The Ancient Greeks and Romans knew a thing or two about the art of convincing people through the power of words. After all, they didn’t have blogs or PowerPoint to help them, so they had to be good. Their secret was a battery of techniques they used to great effect. Here is your instant guide to 5 of the best ones.
Secret 1: The Tricolon
A tricolon (plural: tricola) is a sentence with three clearly defined parts of roughly equal length, each increasing in power to produce a noticeable driving force. Some examples:
“Veni, vidi, vici” Julius Caesar. Translated: “I came; I saw; I conquered.” In the original Latin, each verb is of equal length, but you get the point.
A tricolon that comprises parts that increase in length is called an ascending tricolon. You can see that the power of the phrase grows with each step. You can create the opposite effect with a descending tricolon, decreasing the length with each part.
Secret 2: Anaphora
An anaphora (Greek for “carrying back”) is a rhetorical device that consists of repeating a sequence of words at the beginnings of neighbouring clauses. You can see it’s relationship with the Tricolon, but don’t confuse the two, they are different beasts. The anaphora is used effectively in this poem by William Wordsworth:
Five years have passed;
Five summers, with the length of
Five long winters! and again I hear these waters…
William Wordsworth, “Tintern Abbey”
Similarly, in speech you could say: “ask not what Twitter can do for you. Ask not what Facebook can do for you. Ask instead, what you can do for your customers via social media”.
Secret 3: Epistrophe
By contrast, an epistrophe (plural: epiphora) is repeating words at the clauses’ ends. Epistrophe (Greek for “return”), also occasionally known as antistrophe, is the counterpart of anaphora. It involves repeating the same word or words at the end of successive phrases, clauses or sentences. It is a powerful device because of the emphasis placed on the last word in a phrase or sentence. Here’s a great example, from Thomas Wilson:
“Where affections bear rule, there reason is subdued, honesty is subdued, good will is subdued, and all things else that withstand evil, for ever are subdued.”
Use this device when you want to convince your audience of the importance of what you are saying. The rhythmical build-up generates a tension that is punctuated by the repetition of the final word.
Secret 4: Metabasis
Our fourth secret is called Metabasis and it consists of a brief statement of what has been said and what will follow. It is perfect for linking and keeping your audience connected with the flow of your speech. Metabasis works well in keeping the discussion ordered and clear in its progress. It is a great device for moderators of debates.
Secret 5: Alliteration
Alliteration is a technique beloved by newspaper sub-editors and advertising slogan copywriters alike. It consists of combining words that begin with the same initial letter. Examples include the famous advertising slogan: “Guinness is Good for You” and the rather wonderful Daily Express headline: “Pompey Pipped at the Post as Pippo Pounces”. It is a great way to draw attention to particular points and is especially effective when used with subtlety.

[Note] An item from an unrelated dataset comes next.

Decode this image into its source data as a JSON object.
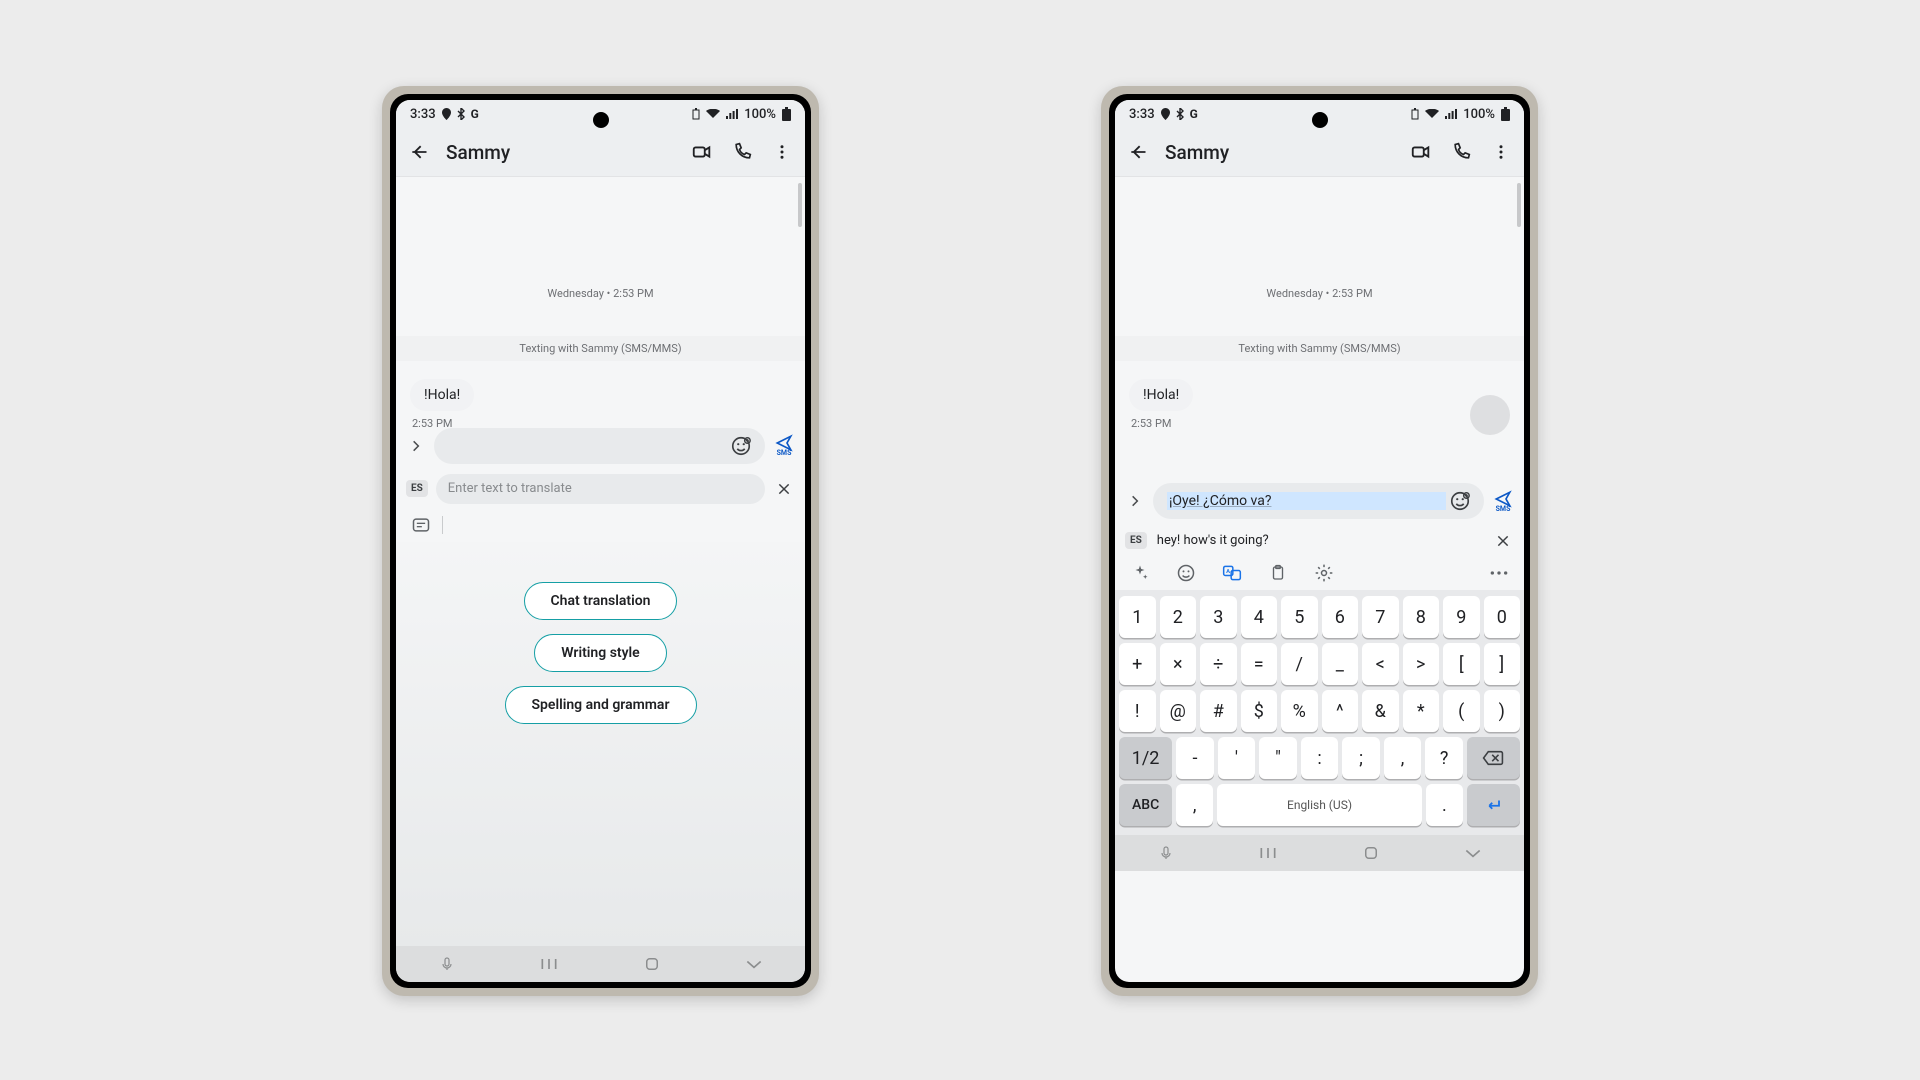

Why? Why? Why?
There is no doubt that many people who are perfectly competent speakers don’t know anything about metabasis, anaphora or their cousins. But who wants to just be competent?

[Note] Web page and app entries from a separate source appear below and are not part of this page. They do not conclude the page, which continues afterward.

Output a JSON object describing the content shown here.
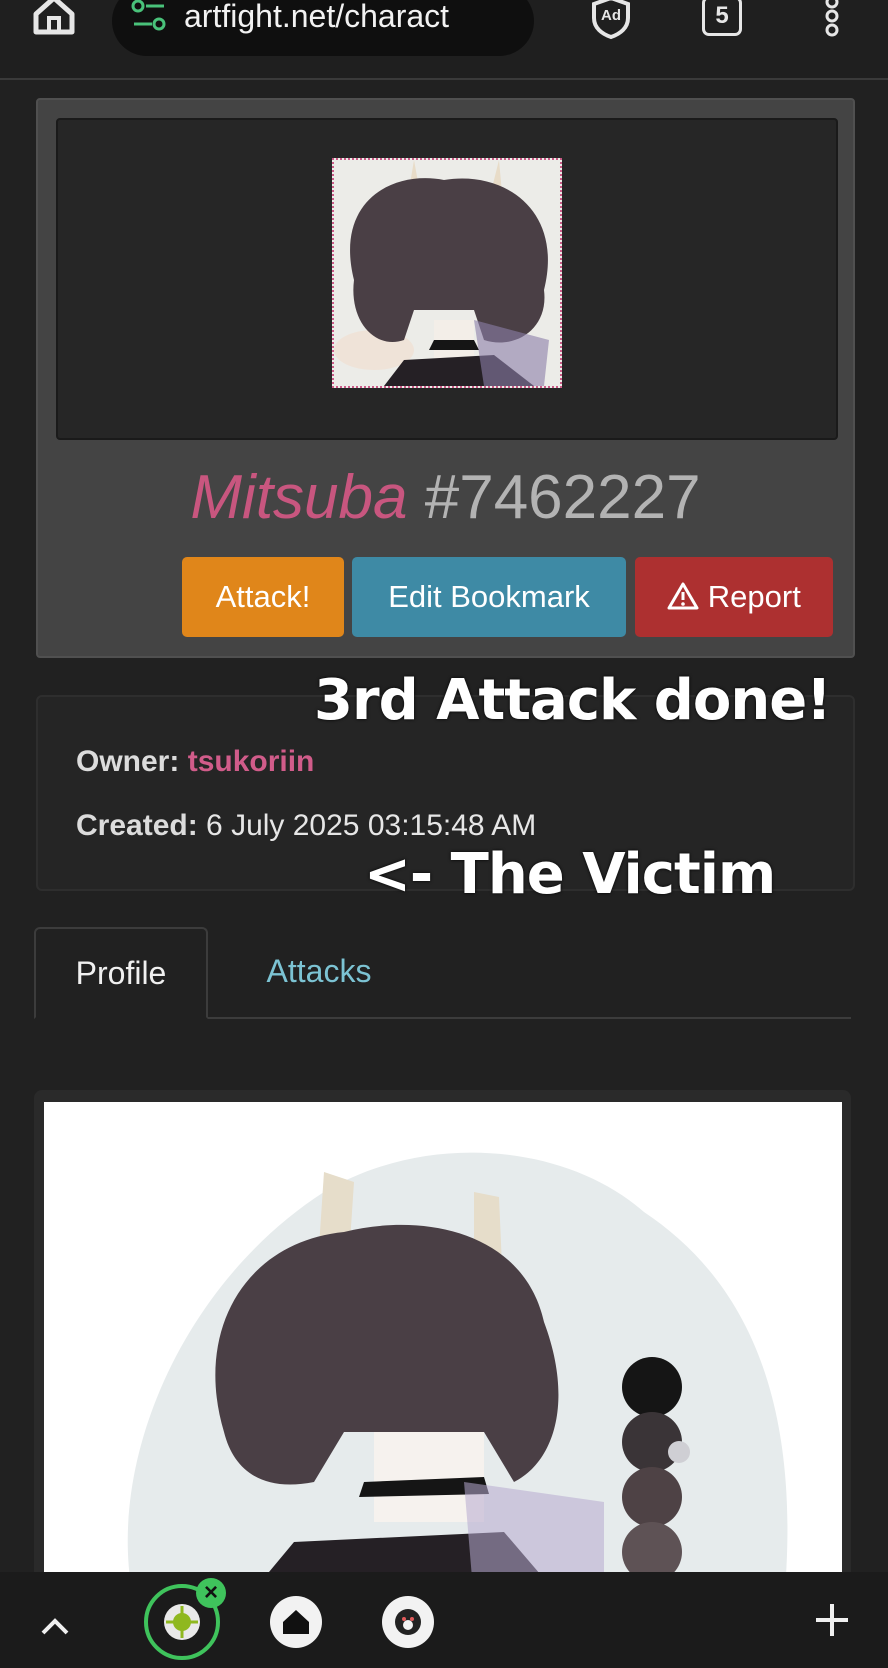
{
  "browser": {
    "url": "artfight.net/charact",
    "tab_count": "5",
    "icons": [
      "home-icon",
      "site-settings-icon",
      "adblock-icon",
      "tabs-icon",
      "overflow-menu-icon"
    ]
  },
  "character": {
    "name": "Mitsuba",
    "id": "#7462227",
    "buttons": {
      "attack": "Attack!",
      "bookmark": "Edit Bookmark",
      "report": "Report"
    }
  },
  "info": {
    "owner_label": "Owner:",
    "owner": "tsukoriin",
    "created_label": "Created:",
    "created": "6 July 2025 03:15:48 AM"
  },
  "overlay": {
    "line1": "3rd Attack done!",
    "line2": "<- The Victim"
  },
  "tabs": [
    "Profile",
    "Attacks"
  ],
  "colors": {
    "accent_pink": "#c8567f",
    "attack_orange": "#e0861a",
    "bookmark_teal": "#3e8aa5",
    "report_red": "#ad3030",
    "link_cyan": "#7cc3d3"
  }
}
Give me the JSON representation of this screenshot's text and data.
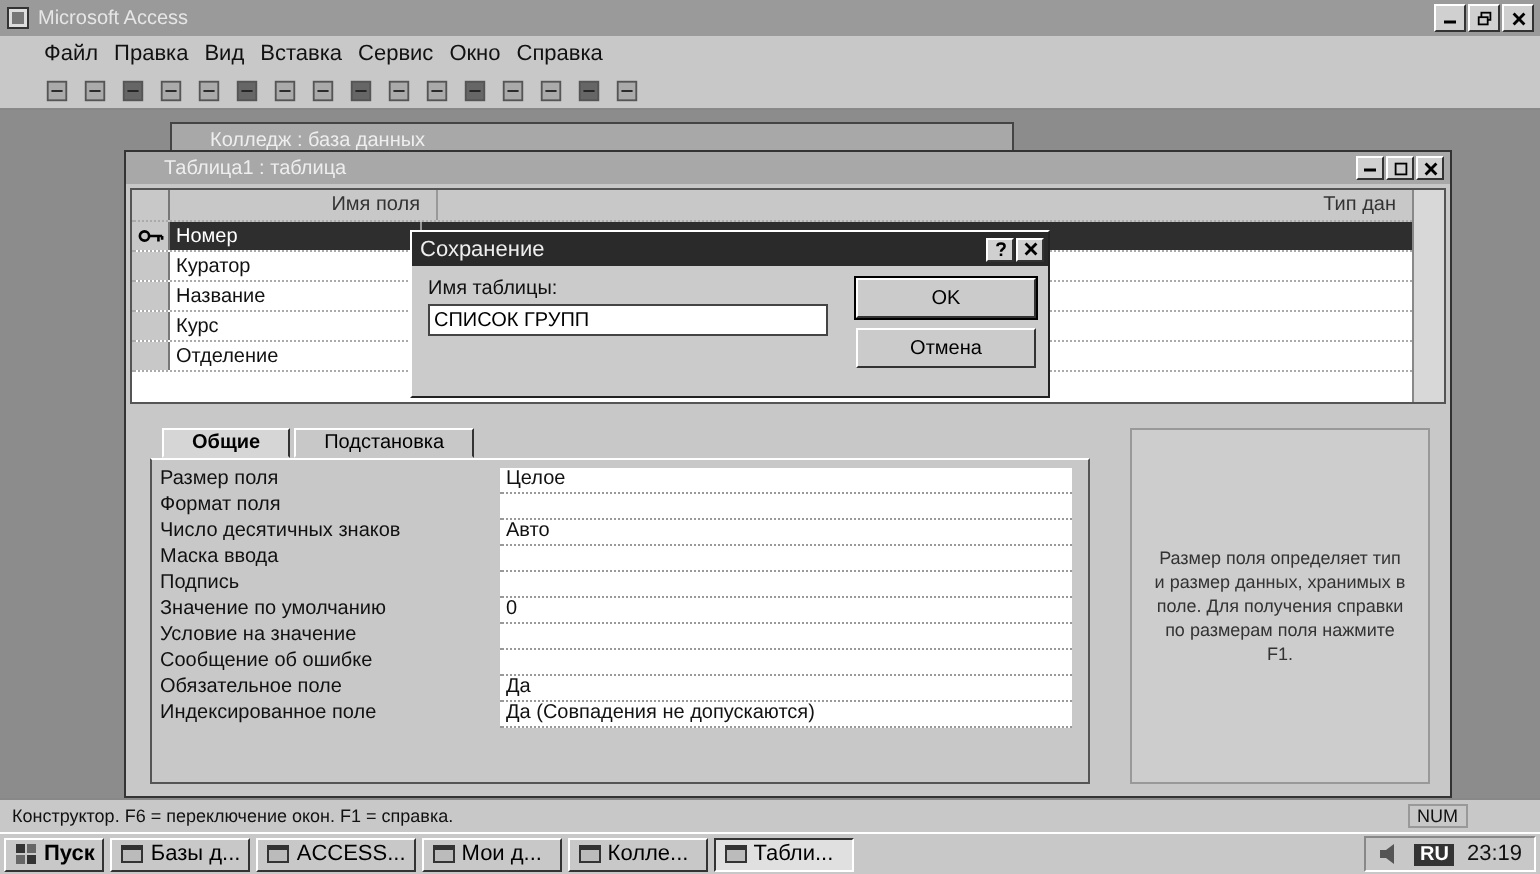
{
  "app": {
    "title": "Microsoft Access",
    "menu": [
      "Файл",
      "Правка",
      "Вид",
      "Вставка",
      "Сервис",
      "Окно",
      "Справка"
    ]
  },
  "db_window": {
    "title": "Колледж : база данных"
  },
  "table_window": {
    "title": "Таблица1 : таблица",
    "columns": [
      "Имя поля",
      "Тип дан"
    ],
    "rows": [
      {
        "name": "Номер",
        "selected": true,
        "key": true
      },
      {
        "name": "Куратор",
        "selected": false,
        "key": false
      },
      {
        "name": "Название",
        "selected": false,
        "key": false
      },
      {
        "name": "Курс",
        "selected": false,
        "key": false
      },
      {
        "name": "Отделение",
        "selected": false,
        "key": false
      }
    ],
    "property_tabs": [
      {
        "label": "Общие",
        "selected": true
      },
      {
        "label": "Подстановка",
        "selected": false
      }
    ],
    "properties": [
      {
        "label": "Размер поля",
        "value": "Целое"
      },
      {
        "label": "Формат поля"
      },
      {
        "label": "Число десятичных знаков",
        "value": "Авто"
      },
      {
        "label": "Маска ввода"
      },
      {
        "label": "Подпись"
      },
      {
        "label": "Значение по умолчанию",
        "value": "0"
      },
      {
        "label": "Условие на значение"
      },
      {
        "label": "Сообщение об ошибке"
      },
      {
        "label": "Обязательное поле",
        "value": "Да"
      },
      {
        "label": "Индексированное поле",
        "value": "Да (Совпадения не допускаются)"
      }
    ],
    "help": "Размер поля определяет тип и размер данных, хранимых в поле. Для получения справки по размерам поля нажмите F1."
  },
  "dialog": {
    "title": "Сохранение",
    "label": "Имя таблицы:",
    "value": "СПИСОК ГРУПП",
    "buttons": [
      "OK",
      "Отмена"
    ]
  },
  "status_bar": {
    "text": "Конструктор. F6 = переключение окон. F1 = справка.",
    "indicator": "NUM"
  },
  "taskbar": {
    "start": "Пуск",
    "items": [
      {
        "label": "Базы д...",
        "selected": false
      },
      {
        "label": "ACCESS...",
        "selected": false
      },
      {
        "label": "Мои д...",
        "selected": false
      },
      {
        "label": "Колле...",
        "selected": false
      },
      {
        "label": "Табли...",
        "selected": true
      }
    ],
    "lang": "RU",
    "clock": "23:19"
  }
}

Wouldn’t you rather be outstanding? Wouldn’t you rather be worth talking about? Wouldn’t you rather be so good that people would be glad to pay to hear you speak?
Here’s how you do it: try one new device from this article each time you speak.
One final tip:
If you’d like to improve your public speaking skills there is no better way than joining your local public speaking club. Toastmasters International is the world’s largest collection of public speaking clubs and there’s bound to be one near you.